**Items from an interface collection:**
......
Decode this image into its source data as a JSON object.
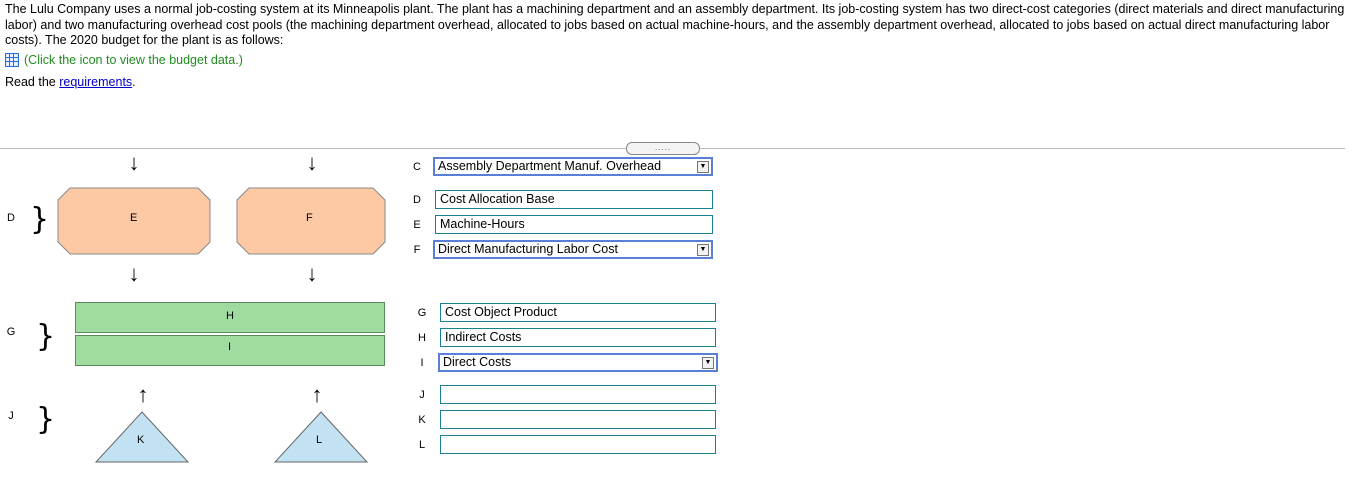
{
  "intro": "The Lulu Company uses a normal job-costing system at its Minneapolis plant. The plant has a machining department and an assembly department. Its job-costing system has two direct-cost categories (direct materials and direct manufacturing labor) and two manufacturing overhead cost pools (the machining department overhead, allocated to jobs based on actual machine-hours, and the assembly department overhead, allocated to jobs based on actual direct manufacturing labor costs). The 2020 budget for the plant is as follows:",
  "budget_link": "(Click the icon to view the budget data.)",
  "read_prefix": "Read the ",
  "read_link": "requirements",
  "read_suffix": ".",
  "pill": ".....",
  "diagram": {
    "left_labels": {
      "d": "D",
      "g": "G",
      "j": "J"
    },
    "pool_left": "E",
    "pool_right": "F",
    "bar_top": "H",
    "bar_bottom": "I",
    "triangle_left": "K",
    "triangle_right": "L",
    "arrow_down": "↓",
    "arrow_up": "↑",
    "brace": "}"
  },
  "answers": [
    {
      "label": "C",
      "value": "Assembly Department Manuf. Overhead",
      "dropdown": true
    },
    {
      "label": "D",
      "value": "Cost Allocation Base",
      "dropdown": false
    },
    {
      "label": "E",
      "value": "Machine-Hours",
      "dropdown": false
    },
    {
      "label": "F",
      "value": "Direct Manufacturing Labor Cost",
      "dropdown": true
    },
    {
      "label": "G",
      "value": "Cost Object Product",
      "dropdown": false
    },
    {
      "label": "H",
      "value": "Indirect Costs",
      "dropdown": false
    },
    {
      "label": "I",
      "value": "Direct Costs",
      "dropdown": true
    },
    {
      "label": "J",
      "value": "",
      "dropdown": false
    },
    {
      "label": "K",
      "value": "",
      "dropdown": false
    },
    {
      "label": "L",
      "value": "",
      "dropdown": false
    }
  ],
  "dropdown_glyph": "▼",
  "colors": {
    "pool": "#fcc9a4",
    "bar": "#a0dca0",
    "triangle": "#c2e2f4",
    "link": "#228b22"
  }
}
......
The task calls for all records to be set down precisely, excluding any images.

Decode this image into its source data as a JSON object.
{
  "intro": "The Lulu Company uses a normal job-costing system at its Minneapolis plant. The plant has a machining department and an assembly department. Its job-costing system has two direct-cost categories (direct materials and direct manufacturing labor) and two manufacturing overhead cost pools (the machining department overhead, allocated to jobs based on actual machine-hours, and the assembly department overhead, allocated to jobs based on actual direct manufacturing labor costs). The 2020 budget for the plant is as follows:",
  "budget_link": "(Click the icon to view the budget data.)",
  "read_prefix": "Read the ",
  "read_link": "requirements",
  "read_suffix": ".",
  "pill": ".....",
  "diagram": {
    "left_labels": {
      "d": "D",
      "g": "G",
      "j": "J"
    },
    "pool_left": "E",
    "pool_right": "F",
    "bar_top": "H",
    "bar_bottom": "I",
    "triangle_left": "K",
    "triangle_right": "L",
    "arrow_down": "↓",
    "arrow_up": "↑",
    "brace": "}"
  },
  "answers": [
    {
      "label": "C",
      "value": "Assembly Department Manuf. Overhead",
      "dropdown": true
    },
    {
      "label": "D",
      "value": "Cost Allocation Base",
      "dropdown": false
    },
    {
      "label": "E",
      "value": "Machine-Hours",
      "dropdown": false
    },
    {
      "label": "F",
      "value": "Direct Manufacturing Labor Cost",
      "dropdown": true
    },
    {
      "label": "G",
      "value": "Cost Object Product",
      "dropdown": false
    },
    {
      "label": "H",
      "value": "Indirect Costs",
      "dropdown": false
    },
    {
      "label": "I",
      "value": "Direct Costs",
      "dropdown": true
    },
    {
      "label": "J",
      "value": "",
      "dropdown": false
    },
    {
      "label": "K",
      "value": "",
      "dropdown": false
    },
    {
      "label": "L",
      "value": "",
      "dropdown": false
    }
  ],
  "dropdown_glyph": "▼",
  "colors": {
    "pool": "#fcc9a4",
    "bar": "#a0dca0",
    "triangle": "#c2e2f4",
    "link": "#228b22"
  }
}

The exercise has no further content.